Wastewater PFAS

VIDEO: PFAS destruction pilot shows promising results

Thursday, 20 July 2023
PFAS destruction company Aclarity has announced that it has successfully destroyed PFAS chemicals at a customer’s site at volume. In a full-scale pilot, sponsored by Xylem water technology company, it demonstrated that PFAS can be destroyed at full-scale capacity.

What are PFAS?

Otherwise known as ‘forever chemicals’, PFAS are a class of highly toxic and ubiquitous substances previously resistant to any form of degradation.  
They can be found in everyday consumer goods like carpets, chairs, and clothing, eventually ending up in landfill, in fact approximately 50 per cent of PFAS can be traced back to landfill.  These toxic and carcinogenic substances have severe health implications, such as various types of cancer and developmental delays in children.

Contaminated drinking water

After decades of PFAS chemicals being released from industrial sources, these harmful substances have infiltrated rainwater, groundwater, rivers, and even contaminated drinking water.
Until now, PFAS destruction technologies have been relegated to the laboratory, or to batched processing.  Yet most wastewater treatment processes need a continual-flow solution and a batch process would interrupt facility operations.

US start-up Aclarity believes its full scale reactors can continuously destroy PFAS at a rate that matches the customer's purification train.

The Aclarity story 


Winner of the Imagine H20 Urban Water Challenge in 2022, Aclarity is a venture-backed, woman owned and founded water technology company.

CEO and co-founder Julie Bliss Mullen says: “During my time pursuing a PhD, I managed to create a process capable of destroying various types of contaminants, including PFAS, in water. This breakthrough led to the formation of Aclarity in 2017.
“We are focused on destroying PFAS in landfills since rainwater can cause leaching, reintroducing these harmful chemicals into the groundwater. Our goal is to permanently eliminate PFAS using electrochemistry.”


How does Aclarity’s system work?

When Aclarity carries out PFAS destruction at a customer's site, it transports pilot trailers to the landfill. Contaminated water containing PFAS flows through a reactor where it mineralises these substances. Through its process, it breaks down each component of the PFAS molecule into non-hazardous compounds.
“What sets us apart are our fully skidded systems, which encompass reactors, pumps, power supplies, valves, and automation. This level of automation is unique in the industry, as we can efficiently operate on-site and destroy PFAS in a single pass for our customers,” the CEO adds. 

The Xylem pilot
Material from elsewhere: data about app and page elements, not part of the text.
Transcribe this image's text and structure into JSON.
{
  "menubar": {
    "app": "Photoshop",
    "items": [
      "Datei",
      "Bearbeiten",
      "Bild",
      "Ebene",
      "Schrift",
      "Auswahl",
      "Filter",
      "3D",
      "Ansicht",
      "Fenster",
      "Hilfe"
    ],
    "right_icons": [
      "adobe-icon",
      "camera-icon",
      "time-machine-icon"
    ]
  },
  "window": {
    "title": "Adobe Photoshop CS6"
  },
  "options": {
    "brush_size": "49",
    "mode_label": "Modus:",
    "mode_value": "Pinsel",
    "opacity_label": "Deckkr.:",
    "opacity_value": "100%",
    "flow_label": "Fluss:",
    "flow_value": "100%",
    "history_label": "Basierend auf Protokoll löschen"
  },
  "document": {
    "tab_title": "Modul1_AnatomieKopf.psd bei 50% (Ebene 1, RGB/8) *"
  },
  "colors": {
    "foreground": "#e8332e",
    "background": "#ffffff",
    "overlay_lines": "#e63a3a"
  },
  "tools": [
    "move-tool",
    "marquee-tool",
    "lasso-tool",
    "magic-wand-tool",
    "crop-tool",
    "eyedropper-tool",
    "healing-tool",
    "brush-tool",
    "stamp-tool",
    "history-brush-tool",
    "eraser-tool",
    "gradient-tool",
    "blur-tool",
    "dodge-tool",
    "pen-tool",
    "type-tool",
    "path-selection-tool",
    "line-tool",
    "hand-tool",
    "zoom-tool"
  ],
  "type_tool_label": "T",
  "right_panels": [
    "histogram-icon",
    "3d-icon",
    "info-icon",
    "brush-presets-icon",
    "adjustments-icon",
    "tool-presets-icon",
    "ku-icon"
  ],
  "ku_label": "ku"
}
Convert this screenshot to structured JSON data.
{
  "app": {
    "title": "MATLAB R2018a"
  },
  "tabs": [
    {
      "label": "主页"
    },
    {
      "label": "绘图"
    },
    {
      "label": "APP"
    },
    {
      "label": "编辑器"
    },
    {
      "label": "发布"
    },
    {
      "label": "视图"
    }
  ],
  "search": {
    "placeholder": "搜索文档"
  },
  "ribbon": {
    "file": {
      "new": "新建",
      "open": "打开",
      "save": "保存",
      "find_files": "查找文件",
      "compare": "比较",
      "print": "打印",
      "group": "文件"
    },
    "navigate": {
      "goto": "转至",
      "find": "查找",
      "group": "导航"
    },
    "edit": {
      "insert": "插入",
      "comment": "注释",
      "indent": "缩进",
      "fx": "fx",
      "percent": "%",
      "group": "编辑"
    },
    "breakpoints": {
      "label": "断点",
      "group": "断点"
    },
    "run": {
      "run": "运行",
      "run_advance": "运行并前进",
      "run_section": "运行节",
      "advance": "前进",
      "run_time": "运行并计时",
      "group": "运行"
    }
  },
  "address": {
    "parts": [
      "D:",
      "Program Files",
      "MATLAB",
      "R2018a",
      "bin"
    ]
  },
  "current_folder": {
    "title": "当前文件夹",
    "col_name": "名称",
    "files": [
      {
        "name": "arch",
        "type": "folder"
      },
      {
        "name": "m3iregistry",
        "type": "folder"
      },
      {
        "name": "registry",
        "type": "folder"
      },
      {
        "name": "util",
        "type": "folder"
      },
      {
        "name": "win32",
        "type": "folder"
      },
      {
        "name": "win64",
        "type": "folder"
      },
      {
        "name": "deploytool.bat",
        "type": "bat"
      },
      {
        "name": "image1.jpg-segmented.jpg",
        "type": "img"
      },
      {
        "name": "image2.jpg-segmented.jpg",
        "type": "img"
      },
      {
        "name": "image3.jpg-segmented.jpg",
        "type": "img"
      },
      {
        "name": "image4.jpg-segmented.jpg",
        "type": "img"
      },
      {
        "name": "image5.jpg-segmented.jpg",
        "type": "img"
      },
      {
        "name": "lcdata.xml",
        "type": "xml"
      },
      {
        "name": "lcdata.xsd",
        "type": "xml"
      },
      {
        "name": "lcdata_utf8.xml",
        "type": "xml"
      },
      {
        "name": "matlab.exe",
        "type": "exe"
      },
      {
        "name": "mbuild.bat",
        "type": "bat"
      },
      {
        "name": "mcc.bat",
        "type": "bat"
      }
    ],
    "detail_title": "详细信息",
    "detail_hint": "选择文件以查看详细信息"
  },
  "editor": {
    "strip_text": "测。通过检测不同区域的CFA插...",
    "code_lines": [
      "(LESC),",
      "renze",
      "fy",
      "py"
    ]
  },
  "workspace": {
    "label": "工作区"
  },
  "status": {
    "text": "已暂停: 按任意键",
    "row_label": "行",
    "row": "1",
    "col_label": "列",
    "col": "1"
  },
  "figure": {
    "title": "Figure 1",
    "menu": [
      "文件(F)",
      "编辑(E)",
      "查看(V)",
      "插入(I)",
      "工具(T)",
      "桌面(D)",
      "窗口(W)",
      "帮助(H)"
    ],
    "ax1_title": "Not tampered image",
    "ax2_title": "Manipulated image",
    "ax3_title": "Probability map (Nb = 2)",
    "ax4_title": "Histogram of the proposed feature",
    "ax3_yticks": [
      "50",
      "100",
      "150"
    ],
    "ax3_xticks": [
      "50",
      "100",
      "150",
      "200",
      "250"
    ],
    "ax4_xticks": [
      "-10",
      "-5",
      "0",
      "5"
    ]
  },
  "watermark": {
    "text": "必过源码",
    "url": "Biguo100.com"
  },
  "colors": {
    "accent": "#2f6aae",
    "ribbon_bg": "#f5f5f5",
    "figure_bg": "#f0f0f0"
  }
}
Third party lab results using standard ASTM method D7979 confirmed Aclarity destroyed PFAS compounds in landfill leachate continuously at a centralised waste treatment facility at levels of greater than 1,000 ng/L to below 10 ng/L. The equipment operated continuously for four weeks using less than 100 Watt-hr/gallon.
The company says these results offer a pathway forward to ridding the world of dangerous, cancer-causing forever chemicals.  
"Existing methods for managing PFAS in landfill leachate merely transfer the chemicals within our environment," adds Mullen. "By proving scalability and leading unit economics, our customers now have a feasible solution to destroy PFAS forever, reducing environmental impact, liability, costs and operations while increasing capacity and public health."

Aclarity’s future

After a recent fundraise of over $3 million, Aclarity is planning several permanent installations in 2023 and is working to evaluate complementary concentration technology providers to expand into verticals such as drinking water and groundwater remediation.
“At Aclarity, we share a unified vision of permanently eradicating PFAS. We envision a world where everyone can access clean, uncontaminated water, free from the grasp of PFAS. Through our relentless efforts, innovative technology, and strong partnerships, we are determined to make this vision a reality,” Mullen concludes.